Up to now, Mechatronic Integrated Devices (MID) have opened up completely new possibilities for electromechanical connecting elements by integrating functions with dimensions ranging from millimeters to a few centimeters. For applications with larger dimensions of a few decimeters, currently there is no efficient and cost-effective process. Within the scope of the project, electrically conductive structures on large-area components are to be generated and characterized by means of direct-printing processes in combination with subsequent laser irradiation. The main advantages are the substitution of the time-consuming furnace sintering process by a flexible laser process and the resulting selective heat input into the component.
The silver particle inks and pastes are applied to the component surface using piezo inkjet and dispensing systems. Selective adjustment of the laser beam profile using a Spatial Light Modulator (SLM) is intended to achieve a defined energy input during laser irradiation. The aim is to attain a high densification of the structure and at the same time to avoid thermal damage to the irradiated materials.

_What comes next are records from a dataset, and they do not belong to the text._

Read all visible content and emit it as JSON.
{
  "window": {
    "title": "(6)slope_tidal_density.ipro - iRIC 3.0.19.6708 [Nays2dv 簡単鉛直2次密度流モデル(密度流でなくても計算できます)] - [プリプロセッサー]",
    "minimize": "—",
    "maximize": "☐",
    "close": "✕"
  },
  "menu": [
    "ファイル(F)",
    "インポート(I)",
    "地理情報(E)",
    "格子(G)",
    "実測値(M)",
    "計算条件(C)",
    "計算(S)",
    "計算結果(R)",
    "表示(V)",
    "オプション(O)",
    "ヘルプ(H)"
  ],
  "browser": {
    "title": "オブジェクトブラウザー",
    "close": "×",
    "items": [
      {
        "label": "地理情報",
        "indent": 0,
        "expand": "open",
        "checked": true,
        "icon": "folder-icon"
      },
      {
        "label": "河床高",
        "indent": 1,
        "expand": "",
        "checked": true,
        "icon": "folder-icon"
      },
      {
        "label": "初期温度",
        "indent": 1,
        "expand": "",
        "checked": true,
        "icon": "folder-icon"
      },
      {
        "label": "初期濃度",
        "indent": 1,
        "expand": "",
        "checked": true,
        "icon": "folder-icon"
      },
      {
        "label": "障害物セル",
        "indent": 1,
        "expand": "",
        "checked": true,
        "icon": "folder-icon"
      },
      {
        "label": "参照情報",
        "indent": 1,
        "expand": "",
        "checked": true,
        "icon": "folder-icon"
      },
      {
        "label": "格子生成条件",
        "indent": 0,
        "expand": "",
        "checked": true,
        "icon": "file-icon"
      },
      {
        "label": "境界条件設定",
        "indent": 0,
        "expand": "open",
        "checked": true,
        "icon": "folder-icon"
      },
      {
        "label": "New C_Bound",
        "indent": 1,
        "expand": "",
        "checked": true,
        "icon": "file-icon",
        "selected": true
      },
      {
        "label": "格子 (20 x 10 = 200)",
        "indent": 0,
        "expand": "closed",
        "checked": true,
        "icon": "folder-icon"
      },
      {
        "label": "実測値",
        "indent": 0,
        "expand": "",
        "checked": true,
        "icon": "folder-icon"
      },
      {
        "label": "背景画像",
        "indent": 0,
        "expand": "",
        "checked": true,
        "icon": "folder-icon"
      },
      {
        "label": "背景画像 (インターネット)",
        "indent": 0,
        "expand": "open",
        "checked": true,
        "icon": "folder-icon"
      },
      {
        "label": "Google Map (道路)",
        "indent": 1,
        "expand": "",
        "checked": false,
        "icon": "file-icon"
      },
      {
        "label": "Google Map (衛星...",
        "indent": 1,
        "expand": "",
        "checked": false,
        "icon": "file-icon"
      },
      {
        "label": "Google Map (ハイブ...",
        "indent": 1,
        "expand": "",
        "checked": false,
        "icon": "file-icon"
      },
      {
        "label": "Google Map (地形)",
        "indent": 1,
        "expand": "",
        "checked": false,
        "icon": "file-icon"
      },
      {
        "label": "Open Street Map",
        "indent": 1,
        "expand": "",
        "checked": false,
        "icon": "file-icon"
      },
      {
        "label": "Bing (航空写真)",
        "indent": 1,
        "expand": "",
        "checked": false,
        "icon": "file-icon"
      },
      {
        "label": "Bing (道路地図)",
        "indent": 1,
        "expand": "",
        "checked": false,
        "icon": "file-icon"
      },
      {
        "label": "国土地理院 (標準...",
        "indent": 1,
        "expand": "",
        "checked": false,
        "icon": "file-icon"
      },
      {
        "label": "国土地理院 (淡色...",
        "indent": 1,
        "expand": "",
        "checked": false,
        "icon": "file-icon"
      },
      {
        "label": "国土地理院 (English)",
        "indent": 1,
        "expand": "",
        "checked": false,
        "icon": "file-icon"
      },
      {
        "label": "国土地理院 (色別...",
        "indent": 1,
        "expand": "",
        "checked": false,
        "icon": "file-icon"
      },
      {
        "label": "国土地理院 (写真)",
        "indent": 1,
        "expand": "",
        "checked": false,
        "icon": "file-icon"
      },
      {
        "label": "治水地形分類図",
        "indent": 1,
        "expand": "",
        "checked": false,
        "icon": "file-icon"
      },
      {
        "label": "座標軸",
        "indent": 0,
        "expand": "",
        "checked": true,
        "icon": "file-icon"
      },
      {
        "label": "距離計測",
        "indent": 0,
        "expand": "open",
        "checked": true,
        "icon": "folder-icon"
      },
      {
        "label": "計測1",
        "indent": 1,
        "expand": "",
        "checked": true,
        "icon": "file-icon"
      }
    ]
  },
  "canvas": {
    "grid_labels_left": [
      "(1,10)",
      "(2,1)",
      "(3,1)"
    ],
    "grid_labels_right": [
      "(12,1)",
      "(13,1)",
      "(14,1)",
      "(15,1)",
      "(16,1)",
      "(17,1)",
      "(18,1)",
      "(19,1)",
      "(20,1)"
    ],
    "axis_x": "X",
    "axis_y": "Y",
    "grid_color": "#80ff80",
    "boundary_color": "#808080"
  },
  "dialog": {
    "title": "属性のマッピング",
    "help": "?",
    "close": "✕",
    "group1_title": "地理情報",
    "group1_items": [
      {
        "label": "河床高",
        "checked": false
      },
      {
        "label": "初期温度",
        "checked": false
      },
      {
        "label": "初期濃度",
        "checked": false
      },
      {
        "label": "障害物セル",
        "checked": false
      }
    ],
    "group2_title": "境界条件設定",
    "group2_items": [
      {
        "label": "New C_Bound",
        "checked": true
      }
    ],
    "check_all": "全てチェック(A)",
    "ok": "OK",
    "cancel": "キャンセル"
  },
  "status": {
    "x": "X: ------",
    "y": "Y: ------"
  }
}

Selective laser irradiation was used to conduct parameter studies on different silver particle pastes on plastic and glass substrates. By selecting suitable irradiation parameters, conductivities above 10 MS/m could be achieved for both micro- and nanoparticle pastes. The image at the right illustrates the competitiveness of the process regarding conductivity compared to conventional sintering processes. In the production of printed conductors, high adhesion strengths between substrate and paste could be detected through cross cuts (left image) in order to ensure the functionality of the component even under mechanical stress.